Mental capacity - everyday decisions and brain injury
What happens when brain injury affects our mental capacity to make everyday decisions, and how can Neuro OTs help in this process?
On World Mental Health Day (10 October) and in the wake of changes to the Mental Capacity Act 2005, we ask: what happens when brain injury affects our mental capacity to make everyday decisions, and how can Neuro OTs help in this process?
Impairments in cognition and communication can impact on our basic human right to be able to decide for ourselves. If we cannot clearly convey our wishes or consent, we are at risk of having that right violated.
In the UK, however, there are legal safeguards in place for people who lack mental capacity to make decisions, and these are outlined in the Mental Capacity Act (MCA) 2005, which recently underwent a few changes.

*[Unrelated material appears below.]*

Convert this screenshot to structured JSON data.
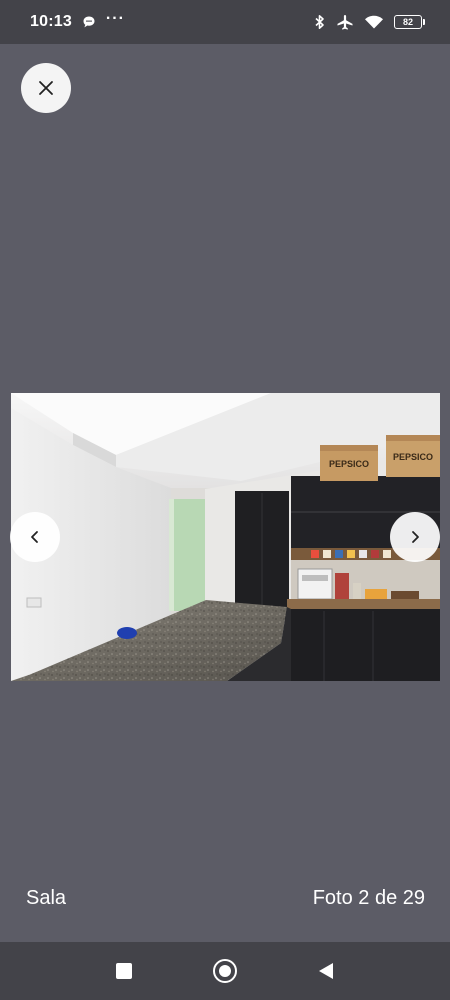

The Act aims to:
- Protect people who lack capacity to make decisions.
- Protect other people who make decisions on their behalf.
- Specify criteria that need to be met when deciding on a person’s best interests.
Neuro OTs, like other healthcare professionals, work in accordance with these rules which, this year, were amended to introduce new ‘Liberty Protection Safeguards’ (LPS) and a new role for an ‘Approved Mental Capacity Professional’ (AMCP). (1)
The LPS replaces what were previously known as ‘deprivation of liberty safeguards’ which a review found were not always being used correctly and were deemed too complex.
The LPS are designed to protect vulnerable people aged 16 or over in hospital, supported living or family homes who lack the capacity to consent to their treatment and care.
And the AMCPs will be specially trained in the Mental Capacity Act to ensure the LPS are met; enhancing the current system in which a range of authorised practitioners can make decisions in a person’s best interests.
The Fundamental Five
The Mental Capacity Act 2005 outlines five, fundamental principles that must be adhered to when considering mental capacity, as follows:
- Principle 1: Assume a person has mental capacity unless it is proven otherwise.
- Principle 2: Give all practicable help to a person to make their own decisions
- Principle 3: Everyone has the right to make an unwise decision.
- Principle 4: Decisions on behalf of someone who lacks capacity must be in their best interests.
- Principle 5: Decisions made on their behalf must be the least restrictive option.
Working to these principles, Krysalis Neuro OTs use their skills and experience to assess an individual’s capacity to make everyday decisions relating to activities, relationships and how they spend their time.
And, in accordance with Royal College of Occupational Therapists (RCOT) guidelines, Krysalis has developed a bespoke system of doing this.
Mental Capacity Assessment for Everyday Decisions
Our Mental Capacity Assessment for Everyday Decisions enables our OTs to capture relevant information through informed and specific questioning.
This defined process of assessment considers the individual’s:
- Cognitive skills.
- Ability to understand and retain information.
- Use and ‘weighing up’ of information in decision-making.
- Ability to communicate their decision.
Our OTs work alongside other health care professionals, such as doctors and psychologists, to ensure capacity assessments are thoroughly and expertly informed in order to arrive at consensus decisions made in their clients’ best interest.
Further information on assessing capacity for everyday decision can be found here: https://www.krysalisconsultancy.co.uk/services/assessment-of-capacity-for-everyday-decisions
World Mental Health Day
Organised by the World Federation for Mental Health every year on October, 10, World Mental Health Day aims to raise awareness of the latest developments in this vital field.
The UK’s Mental Health Foundation, which celebrates its 70th anniversary this year, is lending its support by hosting ‘tea and talk’ events and fund-raising through the sales of internationally symbolic green ribbon pins.
- Excellence, Social Care Institute for. Liberty Protection Safeguards: Latest developments. 2019.